A year after stepping down as host of the Oscars, comedian Kevin Hart is speaking candidly about the regret he feels about how he handled the situation.
The comedian was slow to apologize to the public after anti-gay tweets he posted in 2010 and 2011 resurfaced. Although he thought at the time that the controversy would blow over, it eventually led to him stepping down as host of the show. Speaking to Men’s Health, Hart explained that it also led to some serious self-reflection that’s drawn him to the conclusion that he could have handled the situation better.
“With the whole Oscars thing, there was a big gap between what I thought the problem was versus what the problem really was,” he told the outlet.
The star notes that he resented the implication that the old tweets spoke to his character and rejected allegations that he is homophobic. Therefore, it was hard for him at the time to apologize for something he didn’t believe.
“I got 10 years where I made sure not to joke or play in the way that I did back then because it was a problem,” he says. “I don’t care if you’re gay or not gay. I’m a people person. I’m going to love you regardless.”

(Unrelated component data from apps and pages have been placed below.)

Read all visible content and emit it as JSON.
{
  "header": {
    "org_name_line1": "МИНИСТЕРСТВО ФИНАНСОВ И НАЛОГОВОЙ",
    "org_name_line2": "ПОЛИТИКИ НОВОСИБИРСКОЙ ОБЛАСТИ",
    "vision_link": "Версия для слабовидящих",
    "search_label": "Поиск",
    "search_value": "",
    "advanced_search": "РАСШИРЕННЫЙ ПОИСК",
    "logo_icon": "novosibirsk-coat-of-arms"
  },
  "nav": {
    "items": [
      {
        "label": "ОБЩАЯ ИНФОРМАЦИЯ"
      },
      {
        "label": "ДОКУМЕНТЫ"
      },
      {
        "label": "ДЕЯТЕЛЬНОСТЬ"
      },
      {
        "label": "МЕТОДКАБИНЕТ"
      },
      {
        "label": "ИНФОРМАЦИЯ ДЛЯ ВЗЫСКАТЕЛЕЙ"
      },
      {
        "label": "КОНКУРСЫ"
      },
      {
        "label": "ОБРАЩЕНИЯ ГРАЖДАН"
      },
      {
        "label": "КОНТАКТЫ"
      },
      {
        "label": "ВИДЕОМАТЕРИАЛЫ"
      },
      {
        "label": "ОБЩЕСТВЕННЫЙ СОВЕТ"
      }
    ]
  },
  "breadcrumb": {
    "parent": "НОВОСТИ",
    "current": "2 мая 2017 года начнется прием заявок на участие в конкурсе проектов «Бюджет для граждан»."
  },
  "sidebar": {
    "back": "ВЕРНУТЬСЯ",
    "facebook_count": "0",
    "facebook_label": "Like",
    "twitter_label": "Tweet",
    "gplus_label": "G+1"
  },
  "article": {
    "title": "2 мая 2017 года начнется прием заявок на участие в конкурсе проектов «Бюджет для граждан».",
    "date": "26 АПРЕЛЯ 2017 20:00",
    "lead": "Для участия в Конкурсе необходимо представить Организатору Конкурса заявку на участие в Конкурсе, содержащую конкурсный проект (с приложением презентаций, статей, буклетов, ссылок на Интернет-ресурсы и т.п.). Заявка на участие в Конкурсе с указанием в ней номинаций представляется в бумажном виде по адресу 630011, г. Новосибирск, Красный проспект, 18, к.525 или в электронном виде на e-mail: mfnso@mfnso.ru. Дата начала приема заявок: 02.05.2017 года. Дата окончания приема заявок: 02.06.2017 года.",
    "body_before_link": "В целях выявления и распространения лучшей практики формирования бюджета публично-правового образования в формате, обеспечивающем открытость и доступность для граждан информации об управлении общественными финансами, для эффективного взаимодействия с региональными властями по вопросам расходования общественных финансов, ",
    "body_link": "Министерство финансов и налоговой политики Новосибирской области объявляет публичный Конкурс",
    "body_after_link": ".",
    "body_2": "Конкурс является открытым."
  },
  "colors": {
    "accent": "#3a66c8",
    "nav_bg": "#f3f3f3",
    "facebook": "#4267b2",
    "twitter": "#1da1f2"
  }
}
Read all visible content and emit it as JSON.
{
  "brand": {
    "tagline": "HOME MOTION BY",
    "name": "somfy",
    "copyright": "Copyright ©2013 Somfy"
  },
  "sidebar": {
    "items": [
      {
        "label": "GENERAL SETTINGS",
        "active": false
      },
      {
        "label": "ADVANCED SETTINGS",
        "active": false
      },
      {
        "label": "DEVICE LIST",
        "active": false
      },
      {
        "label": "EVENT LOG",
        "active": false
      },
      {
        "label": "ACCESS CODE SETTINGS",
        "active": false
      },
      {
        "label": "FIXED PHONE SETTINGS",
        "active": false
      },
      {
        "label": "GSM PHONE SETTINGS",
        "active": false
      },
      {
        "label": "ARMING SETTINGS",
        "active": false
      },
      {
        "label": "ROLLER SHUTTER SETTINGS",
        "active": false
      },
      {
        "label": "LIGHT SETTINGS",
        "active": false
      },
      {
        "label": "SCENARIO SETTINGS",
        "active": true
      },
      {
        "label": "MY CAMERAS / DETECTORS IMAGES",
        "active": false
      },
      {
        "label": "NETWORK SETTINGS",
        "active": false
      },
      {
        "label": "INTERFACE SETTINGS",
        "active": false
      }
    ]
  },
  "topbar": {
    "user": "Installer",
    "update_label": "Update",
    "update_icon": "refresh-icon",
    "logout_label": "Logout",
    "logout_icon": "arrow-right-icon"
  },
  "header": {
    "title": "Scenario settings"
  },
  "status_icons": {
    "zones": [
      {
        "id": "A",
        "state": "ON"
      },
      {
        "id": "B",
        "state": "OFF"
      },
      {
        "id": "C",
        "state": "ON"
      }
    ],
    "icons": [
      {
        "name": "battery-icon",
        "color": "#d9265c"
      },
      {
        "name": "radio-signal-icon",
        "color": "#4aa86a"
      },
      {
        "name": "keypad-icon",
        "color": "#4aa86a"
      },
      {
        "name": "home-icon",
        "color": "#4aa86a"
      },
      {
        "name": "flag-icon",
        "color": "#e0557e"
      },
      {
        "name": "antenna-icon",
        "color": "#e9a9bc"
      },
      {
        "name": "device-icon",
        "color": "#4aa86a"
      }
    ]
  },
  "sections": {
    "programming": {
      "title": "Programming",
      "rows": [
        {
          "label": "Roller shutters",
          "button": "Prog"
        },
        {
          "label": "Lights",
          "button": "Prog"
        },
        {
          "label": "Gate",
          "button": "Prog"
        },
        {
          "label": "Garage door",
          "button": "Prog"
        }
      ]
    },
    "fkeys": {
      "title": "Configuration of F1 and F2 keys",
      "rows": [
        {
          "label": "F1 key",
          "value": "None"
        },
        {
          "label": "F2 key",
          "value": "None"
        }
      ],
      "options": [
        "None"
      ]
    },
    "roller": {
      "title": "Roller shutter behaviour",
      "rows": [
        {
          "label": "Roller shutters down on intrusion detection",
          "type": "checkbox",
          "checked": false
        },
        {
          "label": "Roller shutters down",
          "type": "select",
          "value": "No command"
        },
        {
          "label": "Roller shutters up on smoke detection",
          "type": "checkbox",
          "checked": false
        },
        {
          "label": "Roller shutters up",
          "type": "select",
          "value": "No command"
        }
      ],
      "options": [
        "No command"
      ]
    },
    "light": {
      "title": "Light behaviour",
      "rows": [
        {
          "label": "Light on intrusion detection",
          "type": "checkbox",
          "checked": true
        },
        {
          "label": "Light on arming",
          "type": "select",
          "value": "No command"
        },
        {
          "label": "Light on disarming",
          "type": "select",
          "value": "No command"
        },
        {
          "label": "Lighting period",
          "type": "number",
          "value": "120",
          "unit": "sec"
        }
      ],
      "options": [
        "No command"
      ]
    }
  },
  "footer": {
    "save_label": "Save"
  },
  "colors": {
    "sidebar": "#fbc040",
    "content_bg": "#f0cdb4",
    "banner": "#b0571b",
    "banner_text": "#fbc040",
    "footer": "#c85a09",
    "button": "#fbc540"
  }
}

However, upon reflection, he understands that he overlooked the opportunity to speak out against violence against the LGBTQ community in all its forms, which didn’t sit well with the public.
“It wasn’t until close friends like Wanda Sykes, Lee Daniels, and Ellen [DeGeneres] talked to me and explained what they didn’t hear me say that I understood. Then I was like, ‘Oh, s— —I did f— up.’”
The star’s comments to Men’s Health echo the ones he made in his Netflix docuseries, “Kevin Hart: Don’t F— This Up,” when he acknowledged that his response was “immature.”
“I missed an opportunity to say simply that I don’t condone any type of violence in any way, shape or form to anyone for being who they are,” he said. “I f—ed up. … Instead, I said, ‘I addressed it.’ I said, ‘I apologized.’ I said, ‘I talked about this already.’ I was just immature.”
Hart added: “You can’t do it by yourself. You don’t let them do their jobs by being the defiant. When you’re wrong it’s going to hurt because you’re going to look back and go, ‘f—, I should’ve listened.'”